**Directions for this task:** Retype the data below verbatim; pictures do not belong in the copy.

**The input:**
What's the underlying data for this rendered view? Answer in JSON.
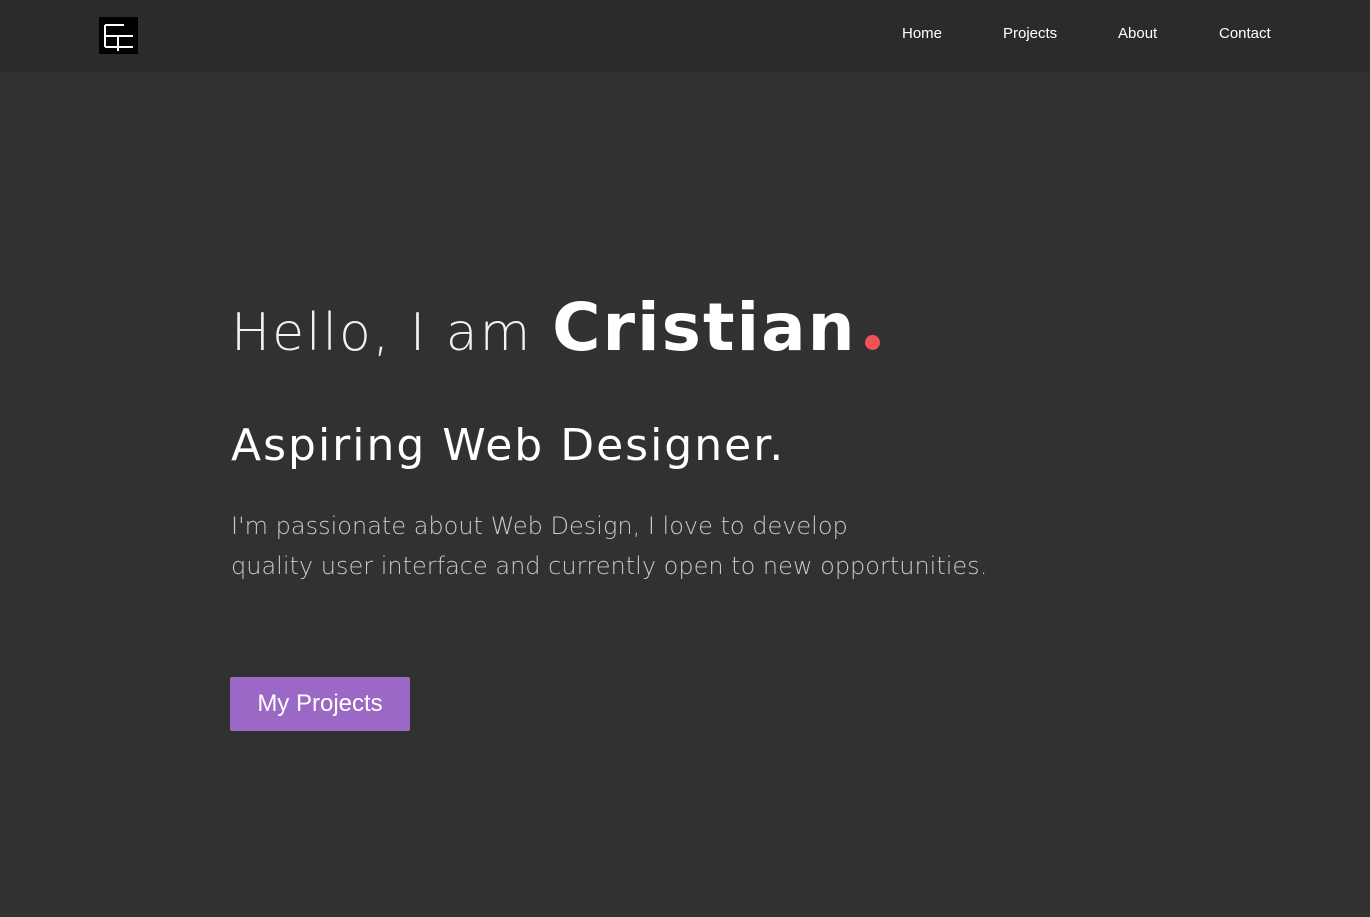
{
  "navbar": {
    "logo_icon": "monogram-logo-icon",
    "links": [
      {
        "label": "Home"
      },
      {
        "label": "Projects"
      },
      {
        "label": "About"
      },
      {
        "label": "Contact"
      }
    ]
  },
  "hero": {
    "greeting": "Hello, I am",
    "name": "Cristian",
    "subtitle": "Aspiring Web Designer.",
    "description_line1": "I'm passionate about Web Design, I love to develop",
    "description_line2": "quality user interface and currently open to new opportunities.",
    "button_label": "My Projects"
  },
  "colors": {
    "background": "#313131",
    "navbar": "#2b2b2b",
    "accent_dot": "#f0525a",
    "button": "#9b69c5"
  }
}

**Exercise solution:**
What's the underlying data for this rendered view? Answer in JSON.
{
  "navbar": {
    "logo_icon": "monogram-logo-icon",
    "links": [
      {
        "label": "Home"
      },
      {
        "label": "Projects"
      },
      {
        "label": "About"
      },
      {
        "label": "Contact"
      }
    ]
  },
  "hero": {
    "greeting": "Hello, I am",
    "name": "Cristian",
    "subtitle": "Aspiring Web Designer.",
    "description_line1": "I'm passionate about Web Design, I love to develop",
    "description_line2": "quality user interface and currently open to new opportunities.",
    "button_label": "My Projects"
  },
  "colors": {
    "background": "#313131",
    "navbar": "#2b2b2b",
    "accent_dot": "#f0525a",
    "button": "#9b69c5"
  }
}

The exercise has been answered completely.